The estimable Kathy Burke is an expert in comedy. Wearing her director’s hat for Oscar Wilde’s 1892 play, her feel for laughs is instinctual: she makes the most heavily quoted of aphorisms light and the whole evening fun. In a cast of big guns, national treasure Jennifer Saunders is the star and has the audience laughing at every turn. Despite a small role, Saunders fans won’t be disappointed. A front of cloth song, written for her by Burke, is the funniest three minutes in a theatre that you can imagine.
Saunders is a good enough actress to know she’s not the lead; her role as the Duchess of Berwick is to show the follies of society and, channelling a previous performance in the much underrated Let Them Eat Cake, she is brilliant at this. The leads are Grace Molony as the moral Lady Windermere and the always excellent Samantha Spiro as the mannered Mrs Erlynne – a woman “with a past before her” – captivating society despite scandal, and adding drama to attempts at reclaiming respectability.
This trio of performers alone makes this a show that celebrates women. And there are some strong performances from the men in the play, too: Kevin Bishop plays the rakish Lord Darlington with passion, and Joseph Marcell gives a first-rate comic turn. But Burke reminds us how strong Wilde’s writing for female roles is – how he treated them with a fairness, if not an equality, far beyond his time. The respect extends to smaller roles for women: Natasha Magigi has a lovely cameo. And Burke makes sure even a maid gets a personality here. There’s a struggle with our titular character, the lesson she has to learn – and the protection those close to her insist on – are so dated that she is hard to connect to. But, as Lady Windermere herself says, she is “behind the age” – we are supposed to feel unsatisfied with her, and her development is captured adroitly by Molony.
Most impressive is the production’s treatment of the play’s histrionic moments. We cannot be shocked in the way Wilde expected, although it’s easy to see that the drama and comedy would have been more violently contrasted in his day. But, in keeping with this season of his plays, masterminded by Dominic Dromgoole, we can still see Wilde as a radical. Burke has a clear appreciation of how he played with the theatrical melodramas of his age. There’s a brilliant scene with the burning of a plot-turning letter, and the ironies of family history don’t deserve a spoiler.
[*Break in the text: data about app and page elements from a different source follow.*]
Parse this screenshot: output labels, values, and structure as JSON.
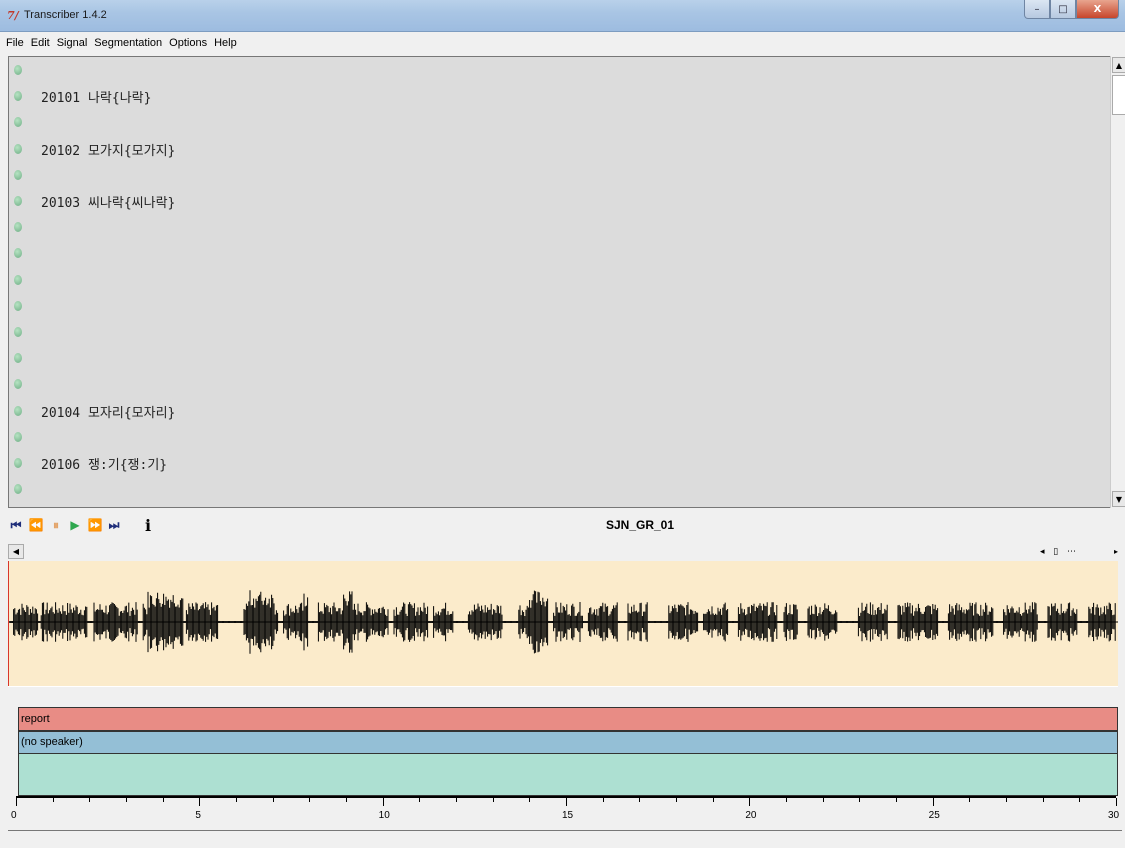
{
  "window": {
    "title": "Transcriber 1.4.2",
    "icon": "tk-icon",
    "minimize": "–",
    "maximize": "□",
    "close": "X"
  },
  "menu": [
    "File",
    "Edit",
    "Signal",
    "Segmentation",
    "Options",
    "Help"
  ],
  "editor": {
    "rows": [
      {
        "text": ""
      },
      {
        "text": "20101 나락{나락}"
      },
      {
        "text": ""
      },
      {
        "text": "20102 모가지{모가지}"
      },
      {
        "text": ""
      },
      {
        "text": "20103 씨나락{씨나락}"
      },
      {
        "text": ""
      },
      {
        "text": ""
      },
      {
        "text": ""
      },
      {
        "text": ""
      },
      {
        "text": ""
      },
      {
        "text": ""
      },
      {
        "text": ""
      },
      {
        "text": "20104 모자리{모자리}"
      },
      {
        "text": ""
      },
      {
        "text": "20106 쟁:기{쟁:기}"
      },
      {
        "text": ""
      }
    ]
  },
  "toolbar": {
    "buttons": [
      {
        "name": "rewind-start-icon",
        "glyph": "⏮"
      },
      {
        "name": "rewind-icon",
        "glyph": "⏪"
      },
      {
        "name": "pause-icon",
        "glyph": "⏸"
      },
      {
        "name": "play-icon",
        "glyph": "▶"
      },
      {
        "name": "fast-forward-icon",
        "glyph": "⏩"
      },
      {
        "name": "skip-end-icon",
        "glyph": "⏭"
      },
      {
        "name": "info-icon",
        "glyph": "i"
      }
    ],
    "file_name": "SJN_GR_01"
  },
  "tracks": {
    "topic": "report",
    "speaker": "(no speaker)"
  },
  "axis": {
    "labels": [
      "0",
      "5",
      "10",
      "15",
      "20",
      "25",
      "30"
    ],
    "max": 30
  },
  "colors": {
    "waveform_bg": "#fbebcb",
    "topic": "#e88c85",
    "speaker": "#94bfd6",
    "segment": "#ade0d2",
    "cursor": "#d9362b"
  }
}
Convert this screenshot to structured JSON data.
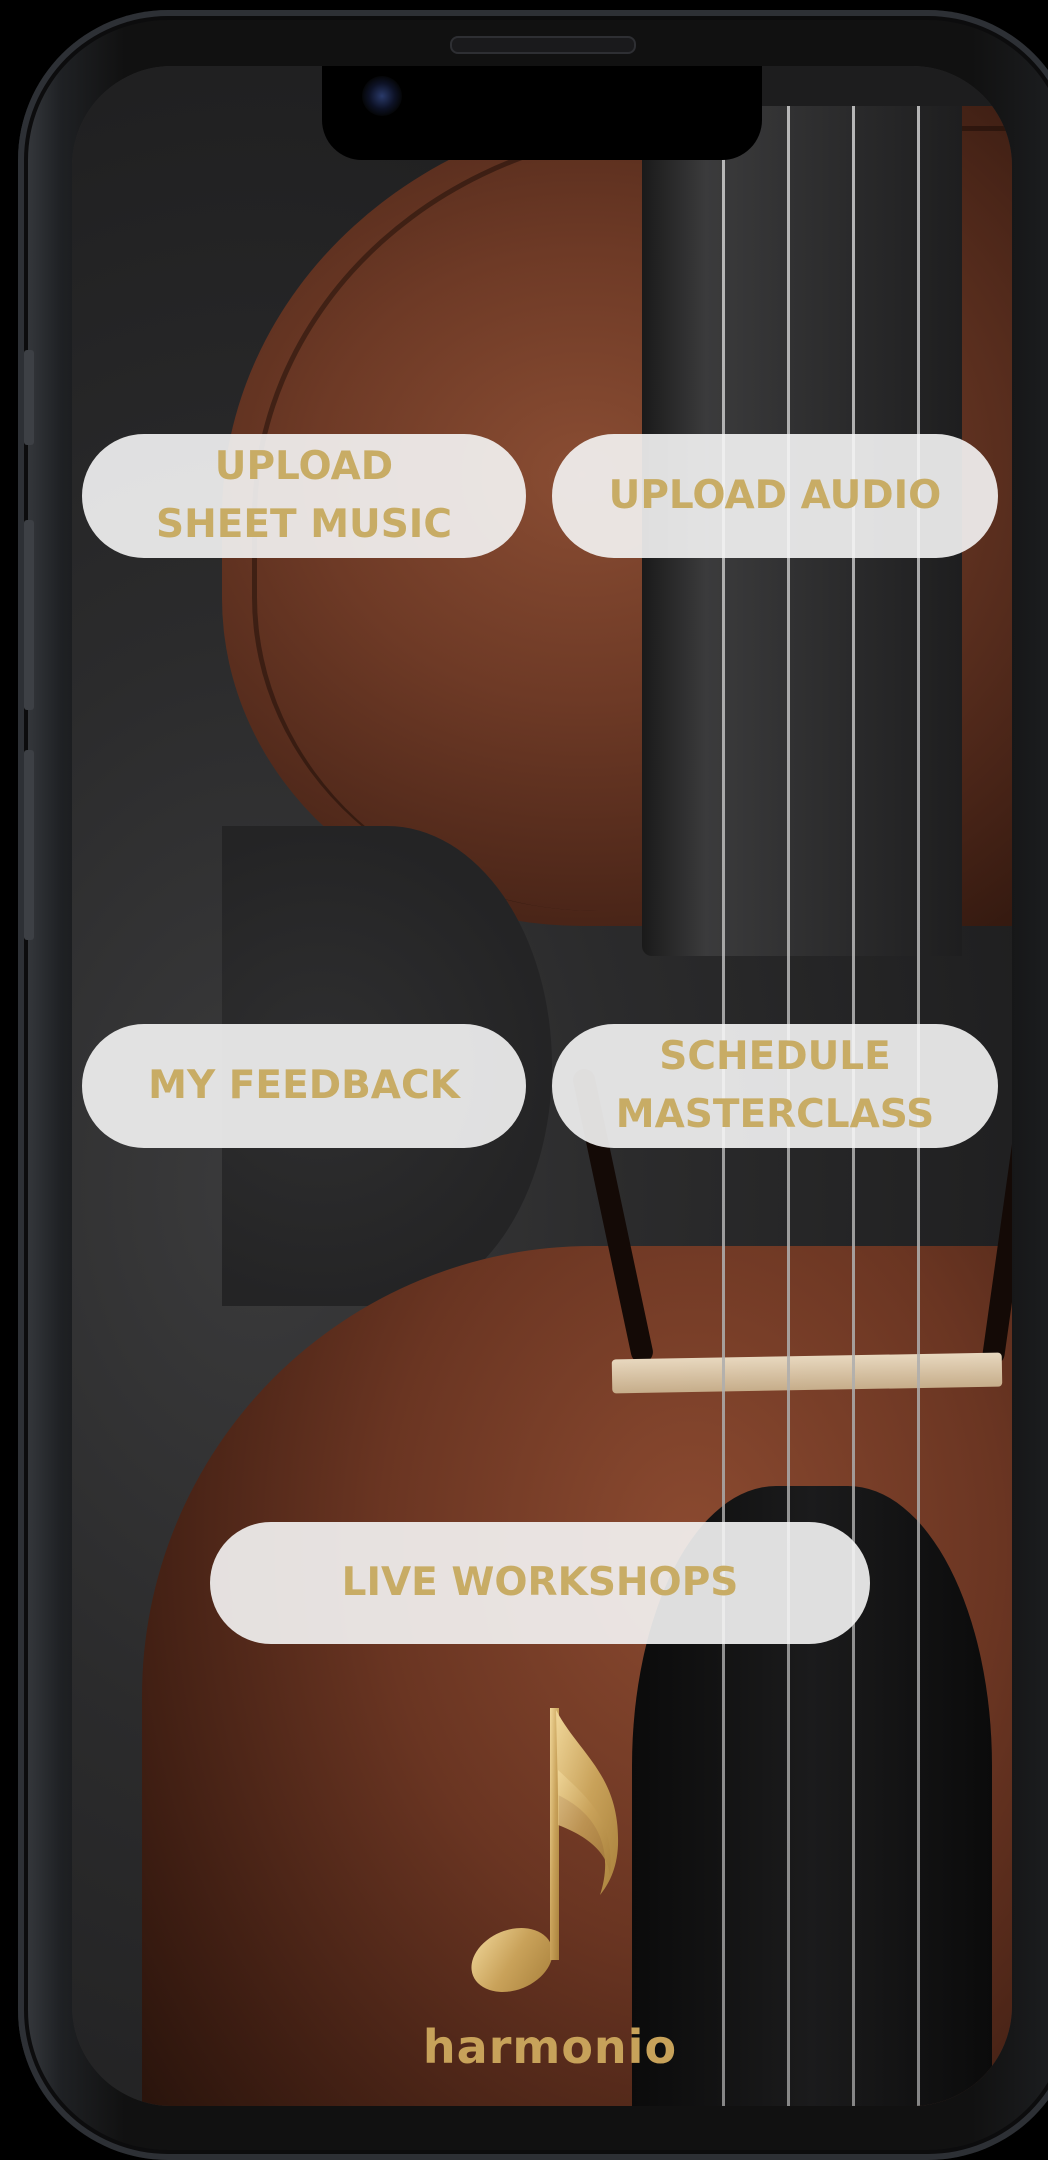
{
  "buttons": {
    "upload_sheet_music": "UPLOAD\nSHEET MUSIC",
    "upload_audio": "UPLOAD AUDIO",
    "my_feedback": "MY FEEDBACK",
    "schedule_masterclass": "SCHEDULE\nMASTERCLASS",
    "live_workshops": "LIVE WORKSHOPS"
  },
  "brand": {
    "name": "harmonio",
    "logo_icon": "eighth-note-icon"
  },
  "colors": {
    "accent_gold": "#c8ac65",
    "button_bg": "#f5f5f5"
  }
}
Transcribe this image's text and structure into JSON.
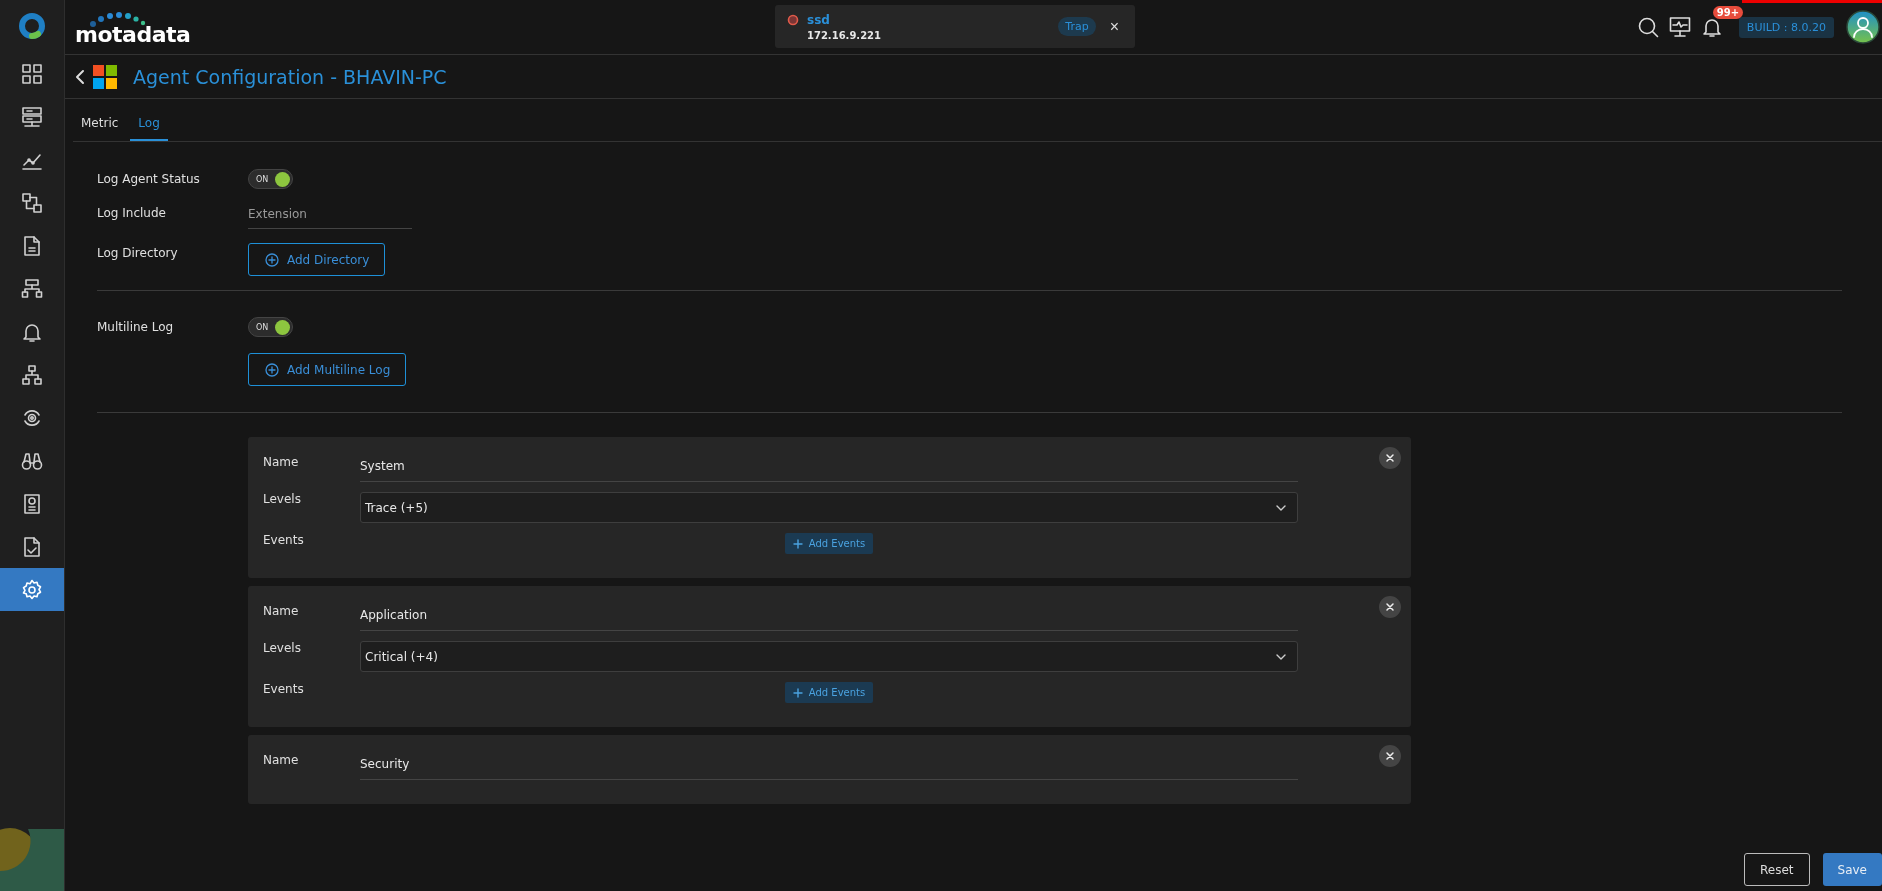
{
  "sidebar": {
    "items": [
      {
        "kind": "grid",
        "selected": false
      },
      {
        "kind": "servers",
        "selected": false
      },
      {
        "kind": "chart",
        "selected": false
      },
      {
        "kind": "flow",
        "selected": false
      },
      {
        "kind": "document",
        "selected": false
      },
      {
        "kind": "network",
        "selected": false
      },
      {
        "kind": "bell",
        "selected": false
      },
      {
        "kind": "hierarchy",
        "selected": false
      },
      {
        "kind": "cycle",
        "selected": false
      },
      {
        "kind": "binoculars",
        "selected": false
      },
      {
        "kind": "report",
        "selected": false
      },
      {
        "kind": "checklist",
        "selected": false
      },
      {
        "kind": "settings",
        "selected": true
      }
    ]
  },
  "header": {
    "logo": "motadata",
    "notification": {
      "title": "ssd",
      "address": "172.16.9.221",
      "tag": "Trap",
      "close": "×"
    },
    "alerts_badge": "99+",
    "build": "BUILD : 8.0.20"
  },
  "page": {
    "title": "Agent Configuration - BHAVIN-PC"
  },
  "tabs": [
    {
      "label": "Metric",
      "selected": false
    },
    {
      "label": "Log",
      "selected": true
    }
  ],
  "form": {
    "log_agent_status": {
      "label": "Log Agent Status",
      "on": true,
      "toggle_text": "ON"
    },
    "log_include": {
      "label": "Log Include",
      "placeholder": "Extension"
    },
    "log_directory": {
      "label": "Log Directory",
      "button": "Add Directory"
    },
    "multiline_log": {
      "label": "Multiline Log",
      "on": true,
      "toggle_text": "ON",
      "button": "Add Multiline Log"
    }
  },
  "log_sources": [
    {
      "name_label": "Name",
      "name": "System",
      "levels_label": "Levels",
      "levels": "Trace (+5)",
      "events_label": "Events",
      "add_events": "Add Events"
    },
    {
      "name_label": "Name",
      "name": "Application",
      "levels_label": "Levels",
      "levels": "Critical (+4)",
      "events_label": "Events",
      "add_events": "Add Events"
    },
    {
      "name_label": "Name",
      "name": "Security"
    }
  ],
  "buttons": [
    {
      "label": "Reset",
      "kind": "secondary"
    },
    {
      "label": "Save",
      "kind": "primary"
    }
  ]
}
Wilde was having fun with conventions – Burke follows his lead, and fun is what you’ll have too with this clever revival.
Until 7 April 2018
Photos by Marc Brenner